Staffing Company Pays $153,000 to Settle Immigration Discrimination Claims
Powerstaffing Inc., a temporary staffing agency based in Edison, New Jersey, agreed to pay $153,000 to resolve allegations that its North Bergen, New Jersey, office discriminated against work-authorized non-U.S. citizens in violation of the Immigration and Nationality Act (INA).
The Department of Justice’s investigation found that from June 20, 2014, until at least Dec. 15, 2015, Powerstaffing had a pattern or practice of requesting specific immigration documents from non-U.S. citizens for the Form I-9 and E-Verify processes. In contrast, Powerstaffing allowed U.S. citizens to present whichever valid documents they wanted to present to prove their work authorization. Under the INA, all workers, including non-U.S. citizens, must be allowed to choose whichever valid documentation they would like to present from the lists of acceptable documents to prove their work authorization, such as a driver’s license and unrestricted social security card. It is unlawful for an employer to limit employees’ choice of documentation because of their citizenship or immigration status.
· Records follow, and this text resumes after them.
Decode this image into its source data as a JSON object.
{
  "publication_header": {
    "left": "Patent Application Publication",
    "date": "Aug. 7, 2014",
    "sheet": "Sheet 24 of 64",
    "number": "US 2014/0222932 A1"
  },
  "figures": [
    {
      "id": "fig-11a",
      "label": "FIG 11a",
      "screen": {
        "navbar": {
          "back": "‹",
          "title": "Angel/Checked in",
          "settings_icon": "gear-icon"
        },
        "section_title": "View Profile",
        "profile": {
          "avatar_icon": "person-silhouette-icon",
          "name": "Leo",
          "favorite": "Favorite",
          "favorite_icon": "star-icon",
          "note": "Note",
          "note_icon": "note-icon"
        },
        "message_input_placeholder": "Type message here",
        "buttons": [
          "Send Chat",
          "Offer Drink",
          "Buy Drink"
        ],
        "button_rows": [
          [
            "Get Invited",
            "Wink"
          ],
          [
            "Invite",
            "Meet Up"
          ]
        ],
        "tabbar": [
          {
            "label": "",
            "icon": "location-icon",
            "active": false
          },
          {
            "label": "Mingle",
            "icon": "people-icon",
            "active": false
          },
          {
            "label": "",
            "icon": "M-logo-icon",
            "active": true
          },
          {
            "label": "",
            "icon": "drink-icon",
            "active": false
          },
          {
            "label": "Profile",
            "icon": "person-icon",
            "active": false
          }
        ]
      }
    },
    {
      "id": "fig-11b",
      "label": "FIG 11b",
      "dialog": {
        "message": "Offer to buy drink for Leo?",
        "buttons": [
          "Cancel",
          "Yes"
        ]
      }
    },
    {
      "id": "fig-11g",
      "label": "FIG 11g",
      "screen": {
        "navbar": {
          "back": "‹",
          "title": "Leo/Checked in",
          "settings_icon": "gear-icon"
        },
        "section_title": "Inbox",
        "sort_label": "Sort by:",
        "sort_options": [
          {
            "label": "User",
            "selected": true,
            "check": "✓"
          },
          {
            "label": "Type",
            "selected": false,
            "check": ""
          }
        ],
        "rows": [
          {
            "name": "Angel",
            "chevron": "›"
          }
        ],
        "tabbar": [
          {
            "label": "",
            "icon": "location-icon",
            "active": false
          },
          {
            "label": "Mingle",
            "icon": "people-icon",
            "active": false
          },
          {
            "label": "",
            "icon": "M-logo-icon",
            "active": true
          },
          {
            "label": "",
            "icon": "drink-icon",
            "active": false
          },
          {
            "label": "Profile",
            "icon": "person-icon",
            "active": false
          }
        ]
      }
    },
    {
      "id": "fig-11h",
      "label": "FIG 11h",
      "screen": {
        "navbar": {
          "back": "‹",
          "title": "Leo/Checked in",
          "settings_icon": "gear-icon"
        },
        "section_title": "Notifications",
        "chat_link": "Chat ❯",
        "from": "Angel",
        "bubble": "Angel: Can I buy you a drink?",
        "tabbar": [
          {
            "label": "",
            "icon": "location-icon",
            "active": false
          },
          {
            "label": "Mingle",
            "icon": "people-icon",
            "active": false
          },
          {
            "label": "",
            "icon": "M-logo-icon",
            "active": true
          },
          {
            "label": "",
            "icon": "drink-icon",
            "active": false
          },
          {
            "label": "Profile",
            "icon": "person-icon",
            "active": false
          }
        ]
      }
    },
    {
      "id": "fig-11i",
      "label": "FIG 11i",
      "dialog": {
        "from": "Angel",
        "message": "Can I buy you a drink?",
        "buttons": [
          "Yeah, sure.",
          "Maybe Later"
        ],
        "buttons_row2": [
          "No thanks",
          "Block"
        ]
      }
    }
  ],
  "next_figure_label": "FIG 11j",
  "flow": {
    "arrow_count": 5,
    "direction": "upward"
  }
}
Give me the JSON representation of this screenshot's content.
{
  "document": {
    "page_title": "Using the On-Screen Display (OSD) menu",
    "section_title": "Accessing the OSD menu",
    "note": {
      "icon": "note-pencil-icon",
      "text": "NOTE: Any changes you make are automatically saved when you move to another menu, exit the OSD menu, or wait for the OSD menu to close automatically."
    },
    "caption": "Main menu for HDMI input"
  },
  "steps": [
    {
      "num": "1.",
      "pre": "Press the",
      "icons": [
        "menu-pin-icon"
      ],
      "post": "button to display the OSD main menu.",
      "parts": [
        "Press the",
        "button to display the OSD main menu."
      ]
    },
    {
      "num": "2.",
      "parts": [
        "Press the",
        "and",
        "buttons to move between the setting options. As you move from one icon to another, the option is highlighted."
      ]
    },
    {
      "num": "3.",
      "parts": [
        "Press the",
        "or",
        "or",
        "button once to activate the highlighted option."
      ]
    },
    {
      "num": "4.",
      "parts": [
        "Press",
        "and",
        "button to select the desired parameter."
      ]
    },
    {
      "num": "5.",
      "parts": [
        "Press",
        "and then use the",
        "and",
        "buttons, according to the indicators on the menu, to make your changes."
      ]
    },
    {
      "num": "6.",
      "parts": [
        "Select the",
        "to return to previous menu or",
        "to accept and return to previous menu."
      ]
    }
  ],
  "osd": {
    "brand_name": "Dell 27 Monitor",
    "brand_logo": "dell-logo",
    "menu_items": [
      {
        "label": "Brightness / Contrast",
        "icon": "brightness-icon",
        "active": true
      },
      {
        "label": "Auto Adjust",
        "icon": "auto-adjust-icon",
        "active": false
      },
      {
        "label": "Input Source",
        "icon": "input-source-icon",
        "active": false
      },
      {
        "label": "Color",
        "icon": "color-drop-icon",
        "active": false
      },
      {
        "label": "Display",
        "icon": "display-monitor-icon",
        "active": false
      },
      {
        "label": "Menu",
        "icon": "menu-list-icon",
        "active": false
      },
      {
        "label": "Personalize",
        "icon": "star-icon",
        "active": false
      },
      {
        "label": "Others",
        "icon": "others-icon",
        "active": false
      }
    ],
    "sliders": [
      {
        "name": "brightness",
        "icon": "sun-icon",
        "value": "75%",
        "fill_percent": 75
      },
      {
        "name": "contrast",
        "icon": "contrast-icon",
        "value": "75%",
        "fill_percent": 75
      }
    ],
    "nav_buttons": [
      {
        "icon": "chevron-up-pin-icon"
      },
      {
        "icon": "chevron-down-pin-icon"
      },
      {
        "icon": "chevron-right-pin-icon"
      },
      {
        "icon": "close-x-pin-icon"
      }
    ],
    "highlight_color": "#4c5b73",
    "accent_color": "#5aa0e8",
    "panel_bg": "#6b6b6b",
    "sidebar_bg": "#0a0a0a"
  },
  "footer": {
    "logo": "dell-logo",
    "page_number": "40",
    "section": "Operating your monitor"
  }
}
Upon learning of the department’s investigation, Powerstaffing promptly re-trained its staff on proper Form I-9 and E-Verify practices. Among other things, the settlement agreement requires Powerstaffing to pay $153,000 in civil penalties, be subject to department monitoring and review its hiring policies.
“All employers should ensure that when creating Form I-9 and E-Verify compliance plans, they fully understand the relevant rules so that they don’t discriminate against workers based on their citizenship status, immigration status or national origin,” said Principal Deputy Assistant Attorney General Vanita Gupta, head of the Justice Department’s Civil Rights Division. “The department applauds Powerstaffing for its prompt action to address and resolve this issue.”
The Office of Special Counsel for Immigration-Related Unfair Employment Practices (OSC) is responsible for enforcing the anti-discrimination provision of the INA. The law prohibits, among other things, citizenship, immigration status and national origin discrimination in hiring, firing or recruitment or referral for a fee; unfair documentary practices in employment eligibility verification; retaliation and intimidation.
Badmus advisory: Employers must never ask new hires for a specific document to prove work authorization. To avoid what could be a very expensive mistake, companies need to properly train managers and any employees who are charged with completing I-9 forms. For affordable training options, you are invited to call me at 214-472-2161.